THE written word can have the power of taking a knife to a person’s heart.
Today our children and adults are subjected to taunts and innuendo on the internet via the likes of meta, twitter and other similar search engines, with malicious intent to harm or provoke a response from that person.
How many times have we been upset when somebody says something about us, not at all true, or we are unfairly accused.
This can happen through a rumour, someone taking something that was said out of context or even from the misinterpreted words of a letter or an email.
How many times do we take umbrage and feel resentful of that person’s view of things, of their take on a given situation?
We are the masters of our bodies, we have the power to dismiss these comments as if they were insignificant, but we don’t.
We let them fester and feed our ego with retorts and things to come back at that person, thereby letting them know that they have succeeded in needling us.
Not only can the written word do harm and provoke, but it can also change our view on any particular subject.
Someone has lost a member of their family, you send them a card, has a verse you think is appropriate and you sign the card and send it away.
Or better still one of those E cards via the computer and you believe it’s done and dusted.
Maybe instead another approach would be to send a short letter telling the individual or family of what that person meant to you.
It takes time and thought to compose a letter where one can show your feelings in a caring way.
Letters can be sent not only for bereavement but for other situations as well.
Someone who has a terminal disease, going through chemo and having a difficult time of it so they decide to refuse any more ongoing treatment.
A letter of understanding of their choice and decision can help those around them to understand better.
I had a call one evening from a senior friend, out of the blue, telling me that she was undergoing Voluntary Assisted Dying in the morning and they’d rung to tell me because I had sent a short letter to her some 12 months ago.
The letter simply wished her well in her life’s journey, and she said she really appreciated my thoughts and wanted to tell me first hand of her decision.
It was so unexpected, so thoughtful, sad though it was.

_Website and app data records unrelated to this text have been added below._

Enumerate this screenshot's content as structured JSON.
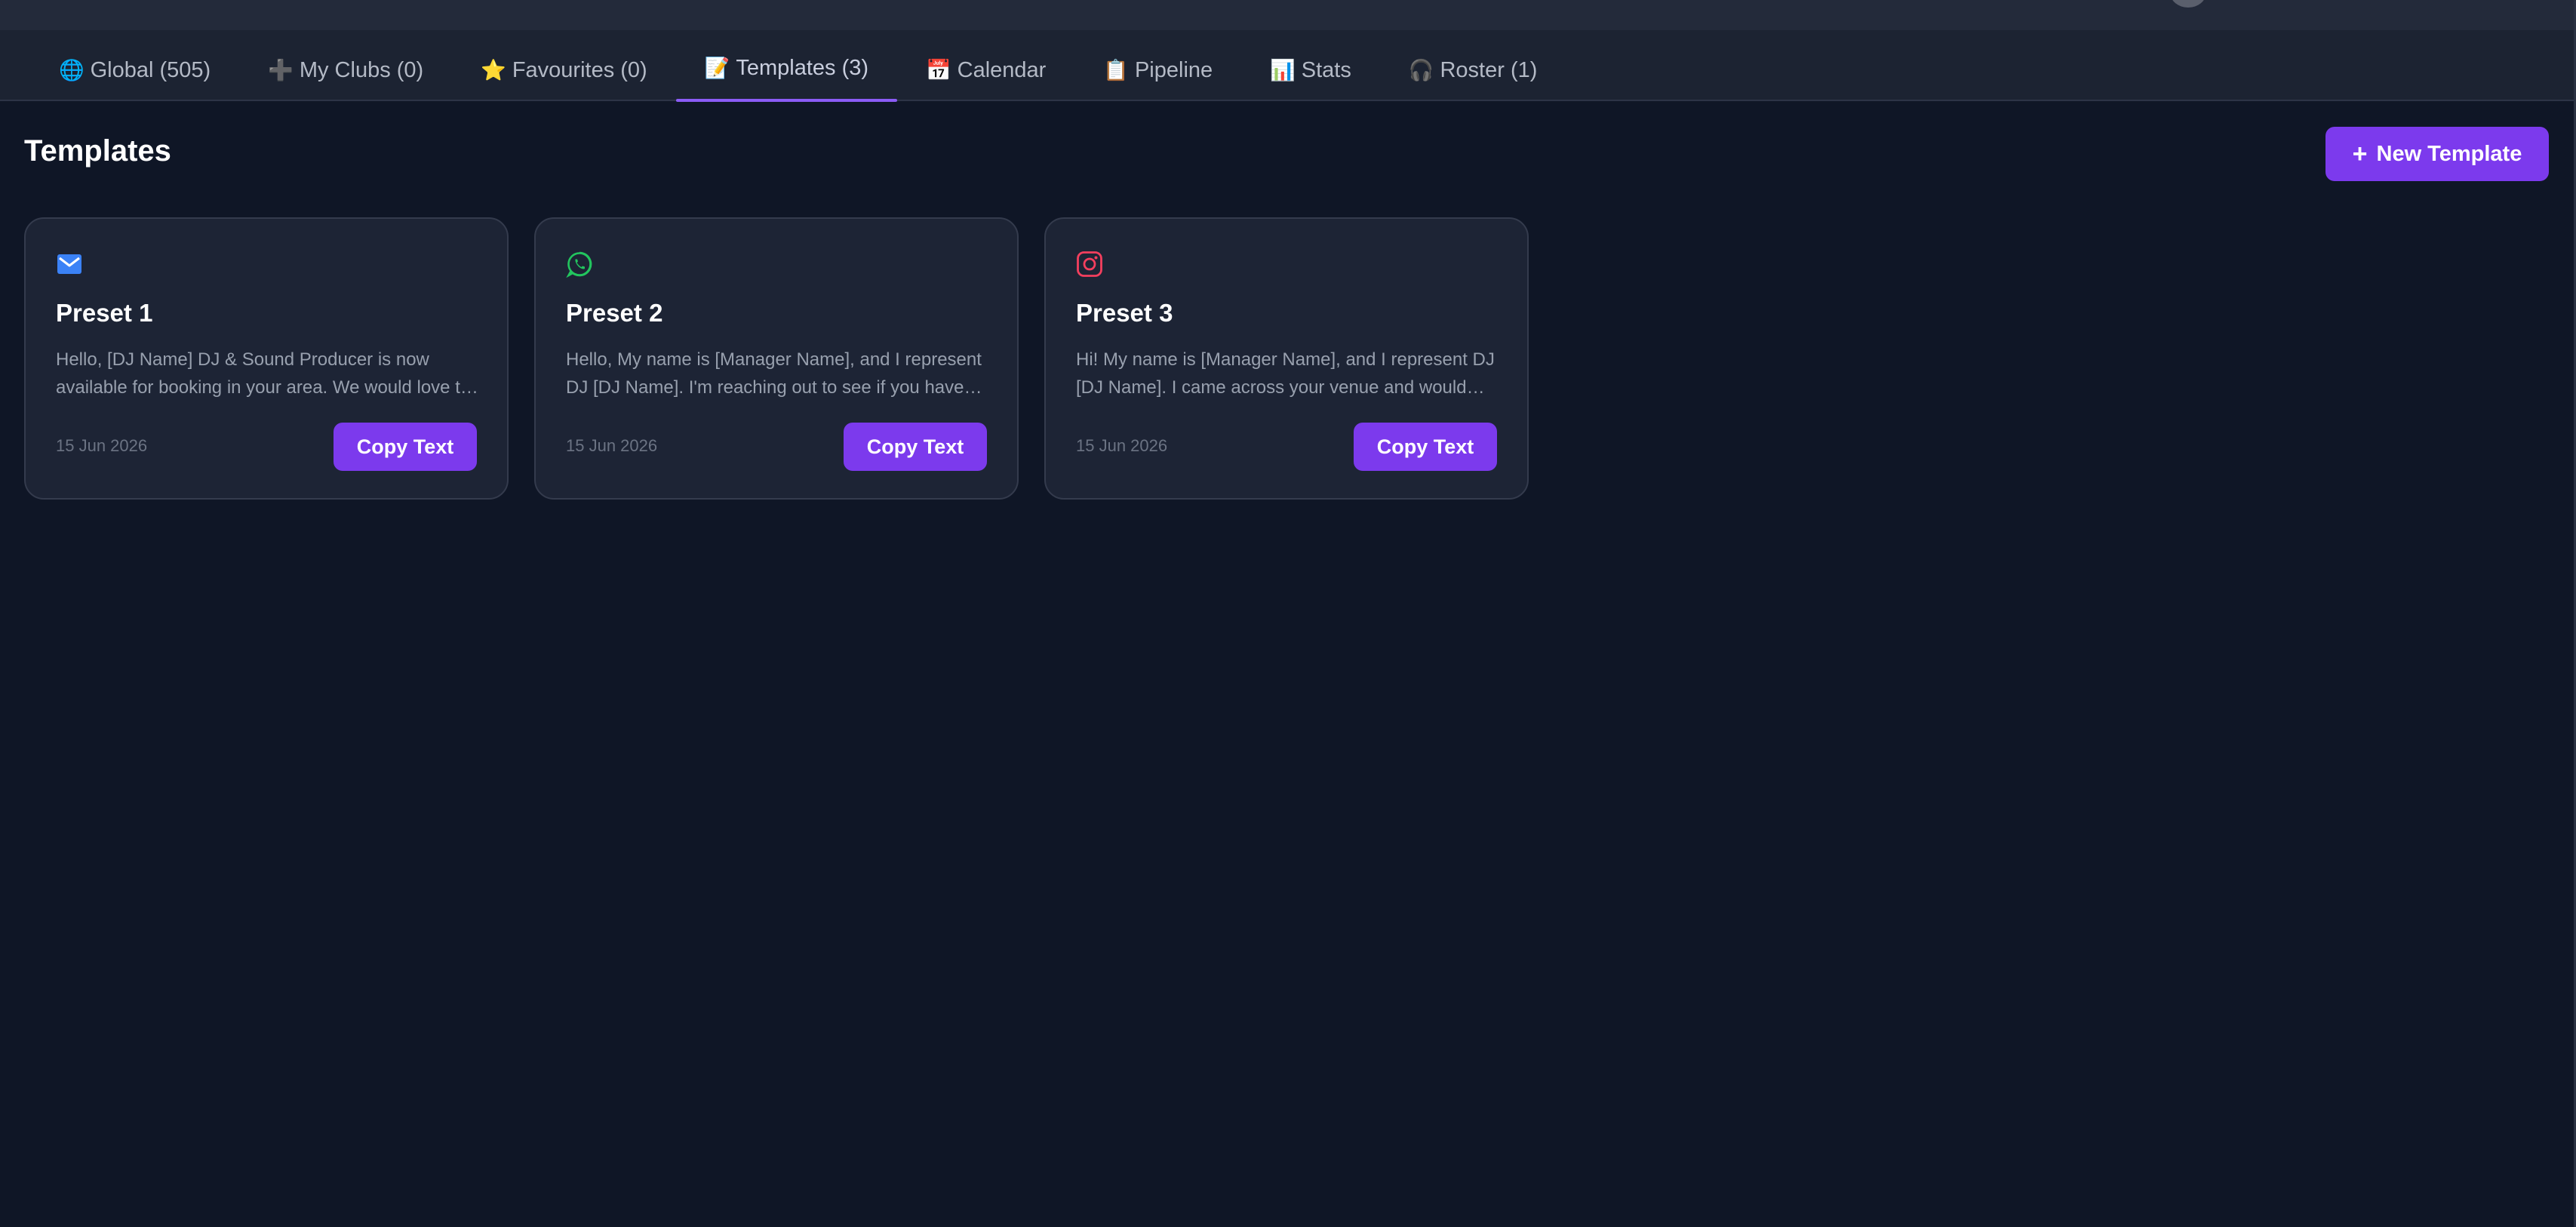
{
  "tabs": [
    {
      "icon": "globe-icon",
      "glyph": "🌐",
      "label": "Global (505)"
    },
    {
      "icon": "plus-icon",
      "glyph": "➕",
      "label": "My Clubs (0)"
    },
    {
      "icon": "star-icon",
      "glyph": "⭐",
      "label": "Favourites (0)"
    },
    {
      "icon": "memo-icon",
      "glyph": "📝",
      "label": "Templates (3)"
    },
    {
      "icon": "calendar-icon",
      "glyph": "📅",
      "label": "Calendar"
    },
    {
      "icon": "clipboard-icon",
      "glyph": "📋",
      "label": "Pipeline"
    },
    {
      "icon": "bar-chart-icon",
      "glyph": "📊",
      "label": "Stats"
    },
    {
      "icon": "headphones-icon",
      "glyph": "🎧",
      "label": "Roster (1)"
    }
  ],
  "active_tab": "Templates (3)",
  "page": {
    "title": "Templates",
    "new_button": {
      "plus": "+",
      "label": "New Template"
    }
  },
  "templates": [
    {
      "channel_icon": "email-icon",
      "channel_color": "#3b82f6",
      "name": "Preset 1",
      "preview": "Hello, [DJ Name] DJ & Sound Producer is now available for booking in your area. We would love to hear from you.",
      "date": "15 Jun 2026",
      "copy_label": "Copy Text"
    },
    {
      "channel_icon": "whatsapp-icon",
      "channel_color": "#22c55e",
      "name": "Preset 2",
      "preview": "Hello, My name is [Manager Name], and I represent DJ [DJ Name]. I'm reaching out to see if you have availability.",
      "date": "15 Jun 2026",
      "copy_label": "Copy Text"
    },
    {
      "channel_icon": "instagram-icon",
      "channel_color": "#f43f5e",
      "name": "Preset 3",
      "preview": "Hi! My name is [Manager Name], and I represent DJ [DJ Name]. I came across your venue and would love to connect.",
      "date": "15 Jun 2026",
      "copy_label": "Copy Text"
    }
  ],
  "colors": {
    "accent": "#7c3aed",
    "tab_underline": "#8b5cf6",
    "background": "#0f1626",
    "card": "#1d2435"
  }
}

The hardest part was when she said “goodbye”.
NOTE: The Queensland ‘Voluntary Assisted Dying Act’ 2021 (the Act) was passed in September 2021 and is available to eligible Queenslanders. (Information, and criteria is available on the VAD website)